Drop in Center – further filters between the street, the services and the ways out
Information and advise about health, social and legal problems
Accompaniment to health services and educational training for the territory services fruition
Counselling and relationship help
Proposal of/and answering the demand of coming out of prostitution and thus of violence and exploitation releasing
Shelter and Fostering Autonomy – In residential microstructures: flight houses and emergency care shelters; second care shelters, families (straight LGBT whatever)
Co-elaboration of individualized autonomy projects
Shelter and protection
Board and lodging
Support for possible crime reporting
Legal assistance and legalisation
Educational and training activities
Starting-off social and occupational insertion
Vocational guidance, training, social and occupational insertion
Training with enterprises
Employment, support and accompaniment actions
Cooperation with training bodies and enterprises
Networking with several organizations of the different local contexts
Families, voluntary Associations, Social Cooperatives, NGO’s, Religious bodies, Moral bodies, Local Authorities at National, Regional, Provincial and Municipal level, Equal Opportunities Commissions, Local Health Units, Prefectures, Police Head-quarters, Law Enforcement Agencies, Enterprises, Trade Unions….
1 - Jó Bernardo, “Portugese Transgender Community” 1997 http://a-trans.planetaclix.pt
2 - “The Portuguese Transgender Community – Un Unknown Reality” 1998 http://a-trans.planetaclix.pt - http://atranspt.blogspot.com

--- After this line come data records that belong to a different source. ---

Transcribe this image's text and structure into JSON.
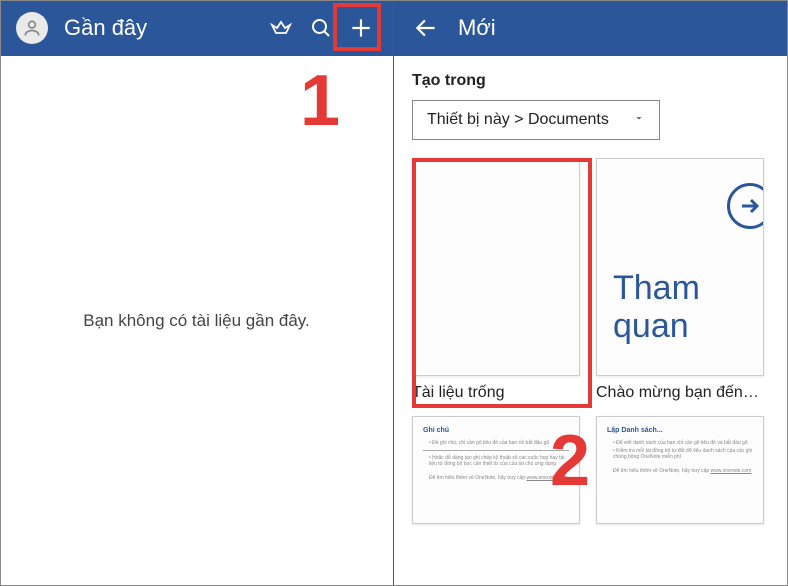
{
  "left": {
    "title": "Gần đây",
    "emptyMessage": "Bạn không có tài liệu gần đây."
  },
  "right": {
    "title": "Mới",
    "createInLabel": "Tạo trong",
    "dropdownValue": "Thiết bị này > Documents",
    "templates": [
      {
        "label": "Tài liệu trống"
      },
      {
        "label": "Chào mừng bạn đến…",
        "tourText": "Tham quan"
      }
    ],
    "row2": [
      {
        "heading": "Ghi chú"
      },
      {
        "heading": "Lập Danh sách..."
      }
    ]
  },
  "callouts": {
    "one": "1",
    "two": "2"
  }
}
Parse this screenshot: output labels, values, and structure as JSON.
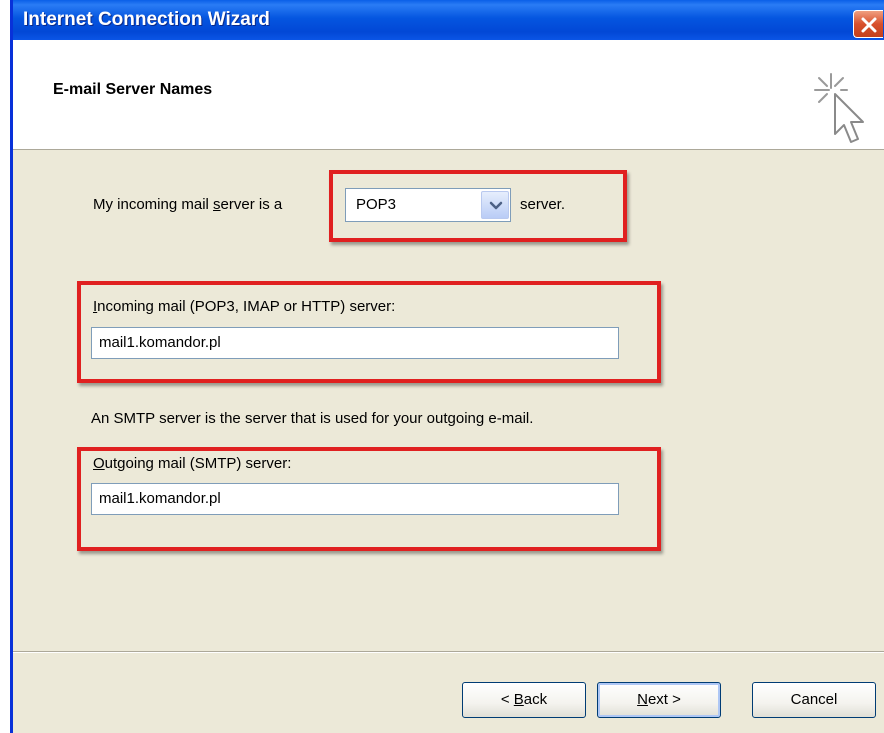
{
  "window": {
    "title": "Internet Connection Wizard"
  },
  "header": {
    "title": "E-mail Server Names"
  },
  "server_type": {
    "label_before": "My incoming mail ",
    "label_mnemonic": "s",
    "label_after": "erver is a",
    "selected": "POP3",
    "suffix": "server."
  },
  "incoming": {
    "label_mnemonic": "I",
    "label_rest": "ncoming mail (POP3, IMAP or HTTP) server:",
    "value": "mail1.komandor.pl"
  },
  "smtp_info": "An SMTP server is the server that is used for your outgoing e-mail.",
  "outgoing": {
    "label_mnemonic": "O",
    "label_rest": "utgoing mail (SMTP) server:",
    "value": "mail1.komandor.pl"
  },
  "buttons": {
    "back_prefix": "< ",
    "back_mnemonic": "B",
    "back_rest": "ack",
    "next_mnemonic": "N",
    "next_rest": "ext >",
    "cancel": "Cancel"
  },
  "icons": {
    "close": "close-icon",
    "wizard": "cursor-sparkle-icon",
    "dropdown": "chevron-down-icon"
  },
  "colors": {
    "titlebar": "#0556e0",
    "dialog_bg": "#ece9d8",
    "highlight": "#e02020",
    "close_button": "#d8502c"
  }
}
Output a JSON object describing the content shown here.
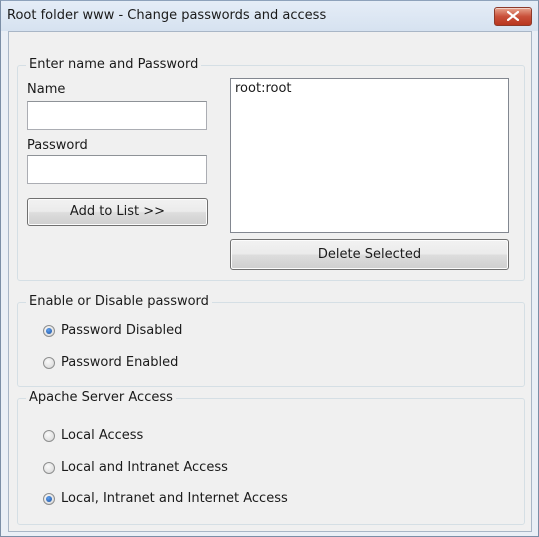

3 -“Gisberta”, 2006 www.panterasrosa.com - www.tgeu.net http://naotemosvergonha.blogspot.com
4 – “The image of transsexuality and is connection to the HIV virus” Jó Bernardo, 2004, XV International AIDS Conference Bangkok, Thailand
5 – “Transsexuals and the Risks Of Anti-Retroviral Drugs”, 2006, Dr. Nicolas Hacher, Service d'endocrinologie, Clinique Internationale du parc Monceau, Paris, France
6 - The Declaration of the Rights of Sex Workers in Europe 2005, Brussels, Belgium www.sexworkeurope.org
7 - “Social Interventions in Prostitution and Trafficking” Associazione “On the Road” www.ontheroadonlus.it